| Problem requirements |
Here is the listing. Report each line in it that contains the string "text".

| Supplied records |

------------------------------------

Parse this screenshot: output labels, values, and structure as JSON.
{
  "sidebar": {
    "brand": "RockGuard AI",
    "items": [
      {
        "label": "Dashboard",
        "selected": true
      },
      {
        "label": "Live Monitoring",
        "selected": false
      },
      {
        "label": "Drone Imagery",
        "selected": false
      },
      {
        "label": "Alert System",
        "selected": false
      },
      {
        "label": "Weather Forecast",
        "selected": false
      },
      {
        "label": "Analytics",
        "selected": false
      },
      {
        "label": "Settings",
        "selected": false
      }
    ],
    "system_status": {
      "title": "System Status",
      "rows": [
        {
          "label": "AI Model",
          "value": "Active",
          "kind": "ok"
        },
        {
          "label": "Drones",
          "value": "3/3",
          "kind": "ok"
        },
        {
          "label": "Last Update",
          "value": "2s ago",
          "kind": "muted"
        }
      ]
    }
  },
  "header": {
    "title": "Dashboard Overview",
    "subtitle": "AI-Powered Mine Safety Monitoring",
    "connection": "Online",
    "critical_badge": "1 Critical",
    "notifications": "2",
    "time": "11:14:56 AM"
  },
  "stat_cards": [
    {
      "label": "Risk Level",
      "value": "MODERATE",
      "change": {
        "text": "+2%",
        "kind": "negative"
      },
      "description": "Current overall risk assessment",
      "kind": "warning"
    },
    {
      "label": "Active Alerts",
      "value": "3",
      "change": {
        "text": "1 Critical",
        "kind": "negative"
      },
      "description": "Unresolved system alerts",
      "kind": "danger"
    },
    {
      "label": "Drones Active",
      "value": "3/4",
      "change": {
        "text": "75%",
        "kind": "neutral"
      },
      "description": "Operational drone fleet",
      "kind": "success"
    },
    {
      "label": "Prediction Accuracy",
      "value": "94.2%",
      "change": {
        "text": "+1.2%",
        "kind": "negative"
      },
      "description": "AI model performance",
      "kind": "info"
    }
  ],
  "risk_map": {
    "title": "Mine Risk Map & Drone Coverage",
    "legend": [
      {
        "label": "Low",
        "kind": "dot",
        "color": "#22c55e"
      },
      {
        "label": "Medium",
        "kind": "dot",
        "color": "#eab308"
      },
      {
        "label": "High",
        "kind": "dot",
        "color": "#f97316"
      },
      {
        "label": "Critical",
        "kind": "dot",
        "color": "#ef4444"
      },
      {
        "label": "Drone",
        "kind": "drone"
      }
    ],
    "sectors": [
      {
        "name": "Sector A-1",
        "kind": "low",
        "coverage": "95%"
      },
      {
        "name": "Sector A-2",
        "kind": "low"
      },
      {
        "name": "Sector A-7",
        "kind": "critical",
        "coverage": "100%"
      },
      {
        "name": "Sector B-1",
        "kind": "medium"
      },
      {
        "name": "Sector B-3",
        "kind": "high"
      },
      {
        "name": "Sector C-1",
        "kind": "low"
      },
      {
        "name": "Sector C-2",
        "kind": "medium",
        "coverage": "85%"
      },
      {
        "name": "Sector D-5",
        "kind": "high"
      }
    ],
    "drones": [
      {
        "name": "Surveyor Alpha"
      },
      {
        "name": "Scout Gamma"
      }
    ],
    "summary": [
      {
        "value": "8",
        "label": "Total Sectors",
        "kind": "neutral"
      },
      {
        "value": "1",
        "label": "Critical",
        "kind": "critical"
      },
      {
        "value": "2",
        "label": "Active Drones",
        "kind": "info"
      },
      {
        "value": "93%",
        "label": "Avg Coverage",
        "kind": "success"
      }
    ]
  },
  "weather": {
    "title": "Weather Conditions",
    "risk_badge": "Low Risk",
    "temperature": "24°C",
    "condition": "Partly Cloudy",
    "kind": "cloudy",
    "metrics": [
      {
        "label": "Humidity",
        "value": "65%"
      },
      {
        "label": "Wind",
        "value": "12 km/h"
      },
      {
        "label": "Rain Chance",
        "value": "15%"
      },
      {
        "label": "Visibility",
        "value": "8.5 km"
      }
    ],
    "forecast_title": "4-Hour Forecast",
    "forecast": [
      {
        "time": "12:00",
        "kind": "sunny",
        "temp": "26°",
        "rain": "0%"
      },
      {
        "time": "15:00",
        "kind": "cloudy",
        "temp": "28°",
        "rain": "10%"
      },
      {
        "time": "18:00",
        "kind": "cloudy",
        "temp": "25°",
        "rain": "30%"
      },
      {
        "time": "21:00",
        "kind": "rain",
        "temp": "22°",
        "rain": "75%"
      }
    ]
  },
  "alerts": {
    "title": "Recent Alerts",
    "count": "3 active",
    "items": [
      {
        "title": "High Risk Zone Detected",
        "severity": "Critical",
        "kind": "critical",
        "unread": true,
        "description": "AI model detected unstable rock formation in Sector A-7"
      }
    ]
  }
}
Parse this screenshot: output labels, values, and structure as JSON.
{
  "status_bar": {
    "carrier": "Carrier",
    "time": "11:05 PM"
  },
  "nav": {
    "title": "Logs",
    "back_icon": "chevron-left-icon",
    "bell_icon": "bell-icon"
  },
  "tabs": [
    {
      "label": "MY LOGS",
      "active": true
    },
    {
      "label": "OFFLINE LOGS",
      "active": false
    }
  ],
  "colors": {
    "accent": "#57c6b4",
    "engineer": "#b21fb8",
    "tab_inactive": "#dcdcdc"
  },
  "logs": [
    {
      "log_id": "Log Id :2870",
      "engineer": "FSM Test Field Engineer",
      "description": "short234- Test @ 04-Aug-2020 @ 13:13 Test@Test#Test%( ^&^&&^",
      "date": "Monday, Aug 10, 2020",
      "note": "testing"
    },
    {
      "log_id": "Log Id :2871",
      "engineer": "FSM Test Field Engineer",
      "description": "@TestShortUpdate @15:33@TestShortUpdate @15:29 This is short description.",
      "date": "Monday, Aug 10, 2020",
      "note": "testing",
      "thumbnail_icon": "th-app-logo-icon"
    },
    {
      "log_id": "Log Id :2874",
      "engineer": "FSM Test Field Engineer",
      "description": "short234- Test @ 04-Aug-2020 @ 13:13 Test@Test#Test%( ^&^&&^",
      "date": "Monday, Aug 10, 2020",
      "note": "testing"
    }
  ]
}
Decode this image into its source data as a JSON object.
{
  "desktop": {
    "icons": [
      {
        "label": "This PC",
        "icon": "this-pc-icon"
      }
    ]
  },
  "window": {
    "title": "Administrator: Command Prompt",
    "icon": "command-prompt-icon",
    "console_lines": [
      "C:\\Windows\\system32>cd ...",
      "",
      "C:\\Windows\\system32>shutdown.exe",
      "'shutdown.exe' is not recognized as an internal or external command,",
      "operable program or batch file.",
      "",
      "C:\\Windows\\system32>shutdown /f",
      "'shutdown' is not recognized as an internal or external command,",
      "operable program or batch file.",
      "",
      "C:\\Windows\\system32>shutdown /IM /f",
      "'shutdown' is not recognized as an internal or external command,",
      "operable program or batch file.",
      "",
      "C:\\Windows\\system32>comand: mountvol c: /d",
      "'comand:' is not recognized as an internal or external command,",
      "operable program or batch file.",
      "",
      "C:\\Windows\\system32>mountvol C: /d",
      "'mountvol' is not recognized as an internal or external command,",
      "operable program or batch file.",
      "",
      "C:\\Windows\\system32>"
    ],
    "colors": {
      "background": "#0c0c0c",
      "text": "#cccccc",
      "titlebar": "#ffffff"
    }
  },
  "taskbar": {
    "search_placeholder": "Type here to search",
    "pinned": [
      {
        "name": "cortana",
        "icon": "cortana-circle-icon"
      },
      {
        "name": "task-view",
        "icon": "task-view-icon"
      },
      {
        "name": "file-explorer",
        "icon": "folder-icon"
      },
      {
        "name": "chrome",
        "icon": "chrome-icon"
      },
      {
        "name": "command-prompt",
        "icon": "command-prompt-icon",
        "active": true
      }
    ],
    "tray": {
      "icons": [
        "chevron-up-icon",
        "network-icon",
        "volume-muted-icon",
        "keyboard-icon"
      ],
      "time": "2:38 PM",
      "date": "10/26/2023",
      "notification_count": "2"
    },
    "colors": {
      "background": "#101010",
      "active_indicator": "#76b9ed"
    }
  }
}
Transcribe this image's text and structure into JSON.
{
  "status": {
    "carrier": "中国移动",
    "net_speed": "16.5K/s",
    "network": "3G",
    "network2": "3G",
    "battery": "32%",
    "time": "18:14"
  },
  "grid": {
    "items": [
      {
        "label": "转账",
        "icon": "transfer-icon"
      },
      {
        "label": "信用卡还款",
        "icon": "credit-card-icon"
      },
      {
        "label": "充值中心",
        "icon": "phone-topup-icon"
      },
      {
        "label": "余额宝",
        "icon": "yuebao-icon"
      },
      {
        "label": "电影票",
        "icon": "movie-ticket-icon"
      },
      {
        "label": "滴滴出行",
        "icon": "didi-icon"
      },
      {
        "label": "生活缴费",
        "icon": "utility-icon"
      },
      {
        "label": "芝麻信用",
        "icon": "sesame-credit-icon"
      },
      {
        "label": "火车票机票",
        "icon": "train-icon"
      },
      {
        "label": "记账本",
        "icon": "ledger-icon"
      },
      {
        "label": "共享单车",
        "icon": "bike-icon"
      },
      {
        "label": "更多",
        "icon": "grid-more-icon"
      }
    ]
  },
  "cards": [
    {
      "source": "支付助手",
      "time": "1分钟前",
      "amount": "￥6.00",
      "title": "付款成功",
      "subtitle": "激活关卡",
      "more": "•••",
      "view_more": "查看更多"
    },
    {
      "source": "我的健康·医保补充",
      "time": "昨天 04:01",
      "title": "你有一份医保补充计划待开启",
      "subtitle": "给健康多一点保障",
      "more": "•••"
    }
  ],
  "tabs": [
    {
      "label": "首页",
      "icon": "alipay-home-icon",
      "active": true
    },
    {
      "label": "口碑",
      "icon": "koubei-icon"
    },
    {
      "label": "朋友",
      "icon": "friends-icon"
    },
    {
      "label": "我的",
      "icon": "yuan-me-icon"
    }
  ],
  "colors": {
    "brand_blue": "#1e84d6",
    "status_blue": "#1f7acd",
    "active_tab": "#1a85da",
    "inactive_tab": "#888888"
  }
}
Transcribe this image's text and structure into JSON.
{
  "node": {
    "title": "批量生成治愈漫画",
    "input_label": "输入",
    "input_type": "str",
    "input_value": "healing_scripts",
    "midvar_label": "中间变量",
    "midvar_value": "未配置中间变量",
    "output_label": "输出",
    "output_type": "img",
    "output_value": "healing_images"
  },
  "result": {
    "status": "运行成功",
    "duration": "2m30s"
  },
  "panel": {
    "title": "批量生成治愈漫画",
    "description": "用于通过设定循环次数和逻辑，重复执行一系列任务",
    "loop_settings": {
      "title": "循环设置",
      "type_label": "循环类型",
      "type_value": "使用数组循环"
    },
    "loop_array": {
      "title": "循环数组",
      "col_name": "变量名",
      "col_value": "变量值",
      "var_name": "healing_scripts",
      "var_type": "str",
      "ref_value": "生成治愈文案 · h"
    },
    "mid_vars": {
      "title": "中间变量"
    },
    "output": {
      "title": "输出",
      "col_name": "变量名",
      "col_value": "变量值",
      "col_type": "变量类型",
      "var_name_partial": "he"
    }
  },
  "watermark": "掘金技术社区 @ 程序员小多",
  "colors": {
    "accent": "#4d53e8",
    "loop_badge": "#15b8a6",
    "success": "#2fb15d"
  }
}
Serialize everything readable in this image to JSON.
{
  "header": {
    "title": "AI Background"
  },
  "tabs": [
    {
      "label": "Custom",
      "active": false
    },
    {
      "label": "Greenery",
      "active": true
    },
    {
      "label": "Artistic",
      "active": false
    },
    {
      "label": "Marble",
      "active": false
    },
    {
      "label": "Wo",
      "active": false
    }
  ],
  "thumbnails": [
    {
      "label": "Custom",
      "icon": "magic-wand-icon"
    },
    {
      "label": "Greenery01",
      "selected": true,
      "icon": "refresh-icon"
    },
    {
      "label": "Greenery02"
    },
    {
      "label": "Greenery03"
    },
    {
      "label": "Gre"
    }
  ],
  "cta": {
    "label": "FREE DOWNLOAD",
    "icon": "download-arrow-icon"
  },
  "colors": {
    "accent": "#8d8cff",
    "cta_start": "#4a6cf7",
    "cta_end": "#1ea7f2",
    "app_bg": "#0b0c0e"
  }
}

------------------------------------

| Solution to this task |
        "text": "+2%",
        "text": "1 Critical",
        "text": "75%",
        "text": "+1.2%",
      "text": "#cccccc",
Transcribe this image's text and structure into JSON.
Transcribe this image's text and structure into JSON.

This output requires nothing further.